Updates, commentary and advice on immigration and asylum law
New citizenship deprivation course available now
Study finds asylum judges fail to assist vulnerable appellants

Study finds asylum judges fail to assist vulnerable appellants

Really interesting study, which should be carefully considered in the Immigration and Asylum Chambers.

…There are clearly dangers to an overly rule-bound judicial approach, as conveyed by Conley and O’Barr’s (1988) description of ‘the proceduralist judge’ whose ‘high priority on maintaining procedural regularity’ (498) ‘may become condescending or sarcastic’ (500) and may present the law as ‘remote and inaccessible’ (502). Yet our findings raise concerns over the inequitable use of procedural discretion when it is afforded to judges. Substantive discretion – that is a judge’s freedom to reason and decide without encumbrance – is a different matter and a central requirement of judicial independence.

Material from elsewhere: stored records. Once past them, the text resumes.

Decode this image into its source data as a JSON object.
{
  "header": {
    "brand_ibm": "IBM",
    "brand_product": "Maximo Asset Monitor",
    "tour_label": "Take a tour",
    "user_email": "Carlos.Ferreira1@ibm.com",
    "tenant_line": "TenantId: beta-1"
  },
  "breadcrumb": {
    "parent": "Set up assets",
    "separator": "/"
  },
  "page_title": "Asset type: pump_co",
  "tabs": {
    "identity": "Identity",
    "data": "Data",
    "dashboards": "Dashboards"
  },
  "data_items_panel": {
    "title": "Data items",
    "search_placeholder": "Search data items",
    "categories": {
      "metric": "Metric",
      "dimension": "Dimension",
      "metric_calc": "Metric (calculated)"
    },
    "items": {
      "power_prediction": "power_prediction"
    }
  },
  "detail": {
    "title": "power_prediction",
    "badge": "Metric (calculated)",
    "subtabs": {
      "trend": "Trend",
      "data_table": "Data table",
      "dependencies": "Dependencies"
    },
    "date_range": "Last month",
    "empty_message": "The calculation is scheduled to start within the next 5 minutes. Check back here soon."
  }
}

We have demonstrated, however, that where procedural discretion is allowed then patterns of implementation have developed that do not redress disadvantages in the ways that are intended, but that more often either ignore disadvantage, vary according to extraneous influences or, in the worst cases, disadvantage groups that are already marginalized.

Source: The Limits of Procedural DiscretionSocial & Legal Studies – Nick Gill, Rebecca Rotter, Andrew Burridge, Jennifer Allsopp, 2017

Colin Yeo
Immigration and asylum barrister, blogger, writer and consultant at Garden Court Chambers in London and founder and editor of the Free Movement immigration law website.

Not yet a member of Free Movement?

Sign up for as little as £20 plus VAT per month

Join Now

Benefits Include

  • Unlimited access to all articles
  • Access to our forums
  • E-books for free
  • Access to all online training materials
  • Downloadable training certificates
Shares